Task directions: Output the records exactly. Include every line.

Data for this exercise:
╭──
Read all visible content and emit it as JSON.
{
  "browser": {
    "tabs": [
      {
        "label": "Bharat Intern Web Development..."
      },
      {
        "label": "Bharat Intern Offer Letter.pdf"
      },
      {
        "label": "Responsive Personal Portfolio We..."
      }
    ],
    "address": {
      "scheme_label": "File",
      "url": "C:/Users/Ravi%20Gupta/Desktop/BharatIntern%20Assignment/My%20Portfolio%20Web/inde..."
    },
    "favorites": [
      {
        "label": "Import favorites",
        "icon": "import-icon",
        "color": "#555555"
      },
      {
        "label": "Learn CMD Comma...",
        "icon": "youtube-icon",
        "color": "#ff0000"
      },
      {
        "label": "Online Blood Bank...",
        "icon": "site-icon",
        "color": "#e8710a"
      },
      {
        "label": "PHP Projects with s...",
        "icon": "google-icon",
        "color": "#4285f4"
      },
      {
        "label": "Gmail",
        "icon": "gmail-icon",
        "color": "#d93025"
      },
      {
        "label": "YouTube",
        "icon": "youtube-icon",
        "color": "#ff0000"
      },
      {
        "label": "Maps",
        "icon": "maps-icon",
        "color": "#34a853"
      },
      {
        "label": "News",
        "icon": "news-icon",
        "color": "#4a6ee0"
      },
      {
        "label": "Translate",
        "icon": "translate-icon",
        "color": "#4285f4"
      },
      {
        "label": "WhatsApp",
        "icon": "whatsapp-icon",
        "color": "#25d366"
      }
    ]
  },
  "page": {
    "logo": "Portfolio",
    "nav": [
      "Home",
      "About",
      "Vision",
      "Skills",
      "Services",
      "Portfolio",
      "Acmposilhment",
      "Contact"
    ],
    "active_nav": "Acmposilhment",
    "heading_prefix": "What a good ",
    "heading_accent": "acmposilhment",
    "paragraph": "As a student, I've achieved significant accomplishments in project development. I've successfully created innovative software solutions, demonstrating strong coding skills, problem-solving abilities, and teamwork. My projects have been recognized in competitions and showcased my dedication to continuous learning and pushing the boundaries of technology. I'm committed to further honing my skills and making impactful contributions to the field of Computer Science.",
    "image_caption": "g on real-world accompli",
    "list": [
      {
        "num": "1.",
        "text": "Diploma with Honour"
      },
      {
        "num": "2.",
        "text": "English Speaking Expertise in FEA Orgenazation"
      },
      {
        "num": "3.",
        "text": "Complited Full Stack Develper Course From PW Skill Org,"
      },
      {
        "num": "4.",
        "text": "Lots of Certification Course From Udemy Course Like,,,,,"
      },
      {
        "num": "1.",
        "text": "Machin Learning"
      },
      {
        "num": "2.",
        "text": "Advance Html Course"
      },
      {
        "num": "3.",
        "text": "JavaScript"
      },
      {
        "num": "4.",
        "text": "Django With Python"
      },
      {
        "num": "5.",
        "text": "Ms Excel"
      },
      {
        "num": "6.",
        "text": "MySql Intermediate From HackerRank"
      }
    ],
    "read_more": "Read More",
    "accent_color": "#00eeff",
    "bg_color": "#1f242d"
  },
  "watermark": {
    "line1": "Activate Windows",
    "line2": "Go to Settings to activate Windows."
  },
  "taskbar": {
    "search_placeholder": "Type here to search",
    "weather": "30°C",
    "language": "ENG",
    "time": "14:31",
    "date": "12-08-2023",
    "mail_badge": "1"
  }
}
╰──
Solution for this exercise:
Read all visible content and emit it as JSON.
{
  "browser": {
    "tabs": [
      {
        "label": "Bharat Intern Web Development..."
      },
      {
        "label": "Bharat Intern Offer Letter.pdf"
      },
      {
        "label": "Responsive Personal Portfolio We..."
      }
    ],
    "address": {
      "scheme_label": "File",
      "url": "C:/Users/Ravi%20Gupta/Desktop/BharatIntern%20Assignment/My%20Portfolio%20Web/inde..."
    },
    "favorites": [
      {
        "label": "Import favorites",
        "icon": "import-icon",
        "color": "#555555"
      },
      {
        "label": "Learn CMD Comma...",
        "icon": "youtube-icon",
        "color": "#ff0000"
      },
      {
        "label": "Online Blood Bank...",
        "icon": "site-icon",
        "color": "#e8710a"
      },
      {
        "label": "PHP Projects with s...",
        "icon": "google-icon",
        "color": "#4285f4"
      },
      {
        "label": "Gmail",
        "icon": "gmail-icon",
        "color": "#d93025"
      },
      {
        "label": "YouTube",
        "icon": "youtube-icon",
        "color": "#ff0000"
      },
      {
        "label": "Maps",
        "icon": "maps-icon",
        "color": "#34a853"
      },
      {
        "label": "News",
        "icon": "news-icon",
        "color": "#4a6ee0"
      },
      {
        "label": "Translate",
        "icon": "translate-icon",
        "color": "#4285f4"
      },
      {
        "label": "WhatsApp",
        "icon": "whatsapp-icon",
        "color": "#25d366"
      }
    ]
  },
  "page": {
    "logo": "Portfolio",
    "nav": [
      "Home",
      "About",
      "Vision",
      "Skills",
      "Services",
      "Portfolio",
      "Acmposilhment",
      "Contact"
    ],
    "active_nav": "Acmposilhment",
    "heading_prefix": "What a good ",
    "heading_accent": "acmposilhment",
    "paragraph": "As a student, I've achieved significant accomplishments in project development. I've successfully created innovative software solutions, demonstrating strong coding skills, problem-solving abilities, and teamwork. My projects have been recognized in competitions and showcased my dedication to continuous learning and pushing the boundaries of technology. I'm committed to further honing my skills and making impactful contributions to the field of Computer Science.",
    "image_caption": "g on real-world accompli",
    "list": [
      {
        "num": "1.",
        "text": "Diploma with Honour"
      },
      {
        "num": "2.",
        "text": "English Speaking Expertise in FEA Orgenazation"
      },
      {
        "num": "3.",
        "text": "Complited Full Stack Develper Course From PW Skill Org,"
      },
      {
        "num": "4.",
        "text": "Lots of Certification Course From Udemy Course Like,,,,,"
      },
      {
        "num": "1.",
        "text": "Machin Learning"
      },
      {
        "num": "2.",
        "text": "Advance Html Course"
      },
      {
        "num": "3.",
        "text": "JavaScript"
      },
      {
        "num": "4.",
        "text": "Django With Python"
      },
      {
        "num": "5.",
        "text": "Ms Excel"
      },
      {
        "num": "6.",
        "text": "MySql Intermediate From HackerRank"
      }
    ],
    "read_more": "Read More",
    "accent_color": "#00eeff",
    "bg_color": "#1f242d"
  },
  "watermark": {
    "line1": "Activate Windows",
    "line2": "Go to Settings to activate Windows."
  },
  "taskbar": {
    "search_placeholder": "Type here to search",
    "weather": "30°C",
    "language": "ENG",
    "time": "14:31",
    "date": "12-08-2023",
    "mail_badge": "1"
  }
}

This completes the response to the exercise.